(Data records for software interfaces)
[Start of section]

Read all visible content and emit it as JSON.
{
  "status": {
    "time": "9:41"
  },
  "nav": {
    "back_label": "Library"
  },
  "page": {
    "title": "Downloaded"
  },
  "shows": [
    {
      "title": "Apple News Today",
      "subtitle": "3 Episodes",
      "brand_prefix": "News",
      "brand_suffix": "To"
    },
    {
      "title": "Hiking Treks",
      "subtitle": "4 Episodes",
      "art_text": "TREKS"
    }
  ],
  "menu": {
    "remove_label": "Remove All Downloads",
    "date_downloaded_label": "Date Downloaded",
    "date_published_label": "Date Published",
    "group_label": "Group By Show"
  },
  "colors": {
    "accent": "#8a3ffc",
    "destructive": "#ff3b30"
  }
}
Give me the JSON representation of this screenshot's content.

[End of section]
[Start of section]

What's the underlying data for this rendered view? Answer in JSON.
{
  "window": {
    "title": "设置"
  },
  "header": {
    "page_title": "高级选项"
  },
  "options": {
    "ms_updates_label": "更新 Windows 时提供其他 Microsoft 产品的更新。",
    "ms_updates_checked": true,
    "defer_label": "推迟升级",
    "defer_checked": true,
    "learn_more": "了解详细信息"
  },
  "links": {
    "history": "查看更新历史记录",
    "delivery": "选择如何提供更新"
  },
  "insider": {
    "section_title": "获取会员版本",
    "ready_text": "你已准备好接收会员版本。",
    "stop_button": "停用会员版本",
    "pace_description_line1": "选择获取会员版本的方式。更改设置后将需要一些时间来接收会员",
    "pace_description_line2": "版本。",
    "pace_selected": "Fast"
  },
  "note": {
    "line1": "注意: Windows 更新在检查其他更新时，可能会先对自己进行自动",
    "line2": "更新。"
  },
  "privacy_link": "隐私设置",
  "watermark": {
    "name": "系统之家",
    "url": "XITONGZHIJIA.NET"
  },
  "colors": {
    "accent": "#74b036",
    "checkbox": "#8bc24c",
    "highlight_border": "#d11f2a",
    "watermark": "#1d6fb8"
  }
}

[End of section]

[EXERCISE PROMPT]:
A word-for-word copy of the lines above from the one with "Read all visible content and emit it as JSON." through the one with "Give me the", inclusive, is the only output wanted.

[RESULT OF THE TASK]:
Read all visible content and emit it as JSON.
{
  "status": {
    "time": "9:41"
  },
  "nav": {
    "back_label": "Library"
  },
  "page": {
    "title": "Downloaded"
  },
  "shows": [
    {
      "title": "Apple News Today",
      "subtitle": "3 Episodes",
      "brand_prefix": "News",
      "brand_suffix": "To"
    },
    {
      "title": "Hiking Treks",
      "subtitle": "4 Episodes",
      "art_text": "TREKS"
    }
  ],
  "menu": {
    "remove_label": "Remove All Downloads",
    "date_downloaded_label": "Date Downloaded",
    "date_published_label": "Date Published",
    "group_label": "Group By Show"
  },
  "colors": {
    "accent": "#8a3ffc",
    "destructive": "#ff3b30"
  }
}
Give me the JSON representation of this screenshot's content.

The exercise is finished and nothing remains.